• **Data records**:

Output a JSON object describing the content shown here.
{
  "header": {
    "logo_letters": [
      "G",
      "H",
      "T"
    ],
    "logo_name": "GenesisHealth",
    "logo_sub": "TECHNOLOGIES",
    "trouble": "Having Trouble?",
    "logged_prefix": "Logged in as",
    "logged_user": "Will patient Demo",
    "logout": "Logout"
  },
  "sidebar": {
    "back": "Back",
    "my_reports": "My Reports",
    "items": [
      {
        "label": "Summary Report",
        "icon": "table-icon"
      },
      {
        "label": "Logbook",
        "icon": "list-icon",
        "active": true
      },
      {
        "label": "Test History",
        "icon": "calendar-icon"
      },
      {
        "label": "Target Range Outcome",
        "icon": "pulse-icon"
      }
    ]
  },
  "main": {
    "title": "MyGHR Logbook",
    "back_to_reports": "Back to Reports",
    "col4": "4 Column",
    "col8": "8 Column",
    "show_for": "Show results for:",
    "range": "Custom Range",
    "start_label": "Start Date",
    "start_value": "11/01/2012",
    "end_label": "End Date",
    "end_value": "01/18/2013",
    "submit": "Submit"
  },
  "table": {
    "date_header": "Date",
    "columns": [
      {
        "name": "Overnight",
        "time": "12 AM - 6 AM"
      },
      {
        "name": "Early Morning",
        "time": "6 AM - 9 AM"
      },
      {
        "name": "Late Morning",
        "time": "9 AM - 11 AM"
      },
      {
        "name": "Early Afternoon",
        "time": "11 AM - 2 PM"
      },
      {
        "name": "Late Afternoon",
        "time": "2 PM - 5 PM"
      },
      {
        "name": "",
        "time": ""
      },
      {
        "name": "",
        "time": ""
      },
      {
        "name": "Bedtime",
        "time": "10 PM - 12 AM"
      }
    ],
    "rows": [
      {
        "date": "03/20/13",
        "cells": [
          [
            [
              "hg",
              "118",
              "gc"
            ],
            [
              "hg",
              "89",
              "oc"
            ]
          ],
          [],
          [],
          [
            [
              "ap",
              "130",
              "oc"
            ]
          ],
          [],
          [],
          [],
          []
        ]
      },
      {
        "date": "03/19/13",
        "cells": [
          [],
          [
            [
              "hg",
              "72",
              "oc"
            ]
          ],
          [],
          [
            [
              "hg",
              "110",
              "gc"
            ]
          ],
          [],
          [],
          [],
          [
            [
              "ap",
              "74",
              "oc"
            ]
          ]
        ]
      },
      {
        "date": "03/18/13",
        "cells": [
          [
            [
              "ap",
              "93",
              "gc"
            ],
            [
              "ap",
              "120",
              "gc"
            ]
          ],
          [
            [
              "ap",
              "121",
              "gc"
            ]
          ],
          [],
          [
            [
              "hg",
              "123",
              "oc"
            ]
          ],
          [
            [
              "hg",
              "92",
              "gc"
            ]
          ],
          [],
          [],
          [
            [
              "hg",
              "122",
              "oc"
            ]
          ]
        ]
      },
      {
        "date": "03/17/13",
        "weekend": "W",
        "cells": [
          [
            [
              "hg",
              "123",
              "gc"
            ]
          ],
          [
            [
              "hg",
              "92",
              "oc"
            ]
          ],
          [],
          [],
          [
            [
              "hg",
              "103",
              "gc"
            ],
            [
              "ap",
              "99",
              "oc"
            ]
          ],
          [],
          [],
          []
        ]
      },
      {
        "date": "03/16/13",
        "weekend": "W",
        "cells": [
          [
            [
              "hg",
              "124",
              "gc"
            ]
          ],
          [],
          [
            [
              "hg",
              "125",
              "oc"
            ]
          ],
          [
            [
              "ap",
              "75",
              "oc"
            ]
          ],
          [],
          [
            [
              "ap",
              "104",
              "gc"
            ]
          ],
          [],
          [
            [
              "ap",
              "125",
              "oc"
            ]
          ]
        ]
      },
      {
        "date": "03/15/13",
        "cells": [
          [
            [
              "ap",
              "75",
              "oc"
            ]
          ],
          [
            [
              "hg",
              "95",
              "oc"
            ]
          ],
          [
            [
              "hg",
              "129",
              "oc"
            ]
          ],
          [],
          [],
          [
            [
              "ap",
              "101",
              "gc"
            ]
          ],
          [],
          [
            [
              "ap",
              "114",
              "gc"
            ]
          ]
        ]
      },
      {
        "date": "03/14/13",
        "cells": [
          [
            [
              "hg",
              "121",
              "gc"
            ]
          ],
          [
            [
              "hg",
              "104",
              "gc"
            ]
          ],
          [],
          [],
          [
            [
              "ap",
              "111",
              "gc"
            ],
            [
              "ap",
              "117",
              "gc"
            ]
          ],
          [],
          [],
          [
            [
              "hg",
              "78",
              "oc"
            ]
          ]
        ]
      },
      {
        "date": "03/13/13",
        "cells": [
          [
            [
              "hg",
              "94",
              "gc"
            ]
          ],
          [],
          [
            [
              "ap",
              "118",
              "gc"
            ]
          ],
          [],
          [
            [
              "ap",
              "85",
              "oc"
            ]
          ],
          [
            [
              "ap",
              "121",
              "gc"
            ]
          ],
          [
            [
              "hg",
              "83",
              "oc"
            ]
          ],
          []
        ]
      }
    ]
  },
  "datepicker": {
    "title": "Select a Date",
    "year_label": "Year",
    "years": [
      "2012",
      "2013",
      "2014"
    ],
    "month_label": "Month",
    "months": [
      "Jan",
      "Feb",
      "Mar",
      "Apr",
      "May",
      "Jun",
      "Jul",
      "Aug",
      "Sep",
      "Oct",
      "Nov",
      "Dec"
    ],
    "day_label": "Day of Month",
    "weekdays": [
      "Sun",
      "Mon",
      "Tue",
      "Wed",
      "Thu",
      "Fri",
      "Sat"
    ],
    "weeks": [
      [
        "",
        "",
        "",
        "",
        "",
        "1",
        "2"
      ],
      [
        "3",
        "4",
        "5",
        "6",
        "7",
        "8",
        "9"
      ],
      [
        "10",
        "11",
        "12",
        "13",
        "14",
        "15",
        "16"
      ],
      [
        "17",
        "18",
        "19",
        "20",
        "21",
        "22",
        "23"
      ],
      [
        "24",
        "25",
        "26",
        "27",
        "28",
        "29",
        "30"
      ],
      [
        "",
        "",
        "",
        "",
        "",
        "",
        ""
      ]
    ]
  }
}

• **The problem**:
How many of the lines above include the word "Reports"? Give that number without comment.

• **Answer area**:
2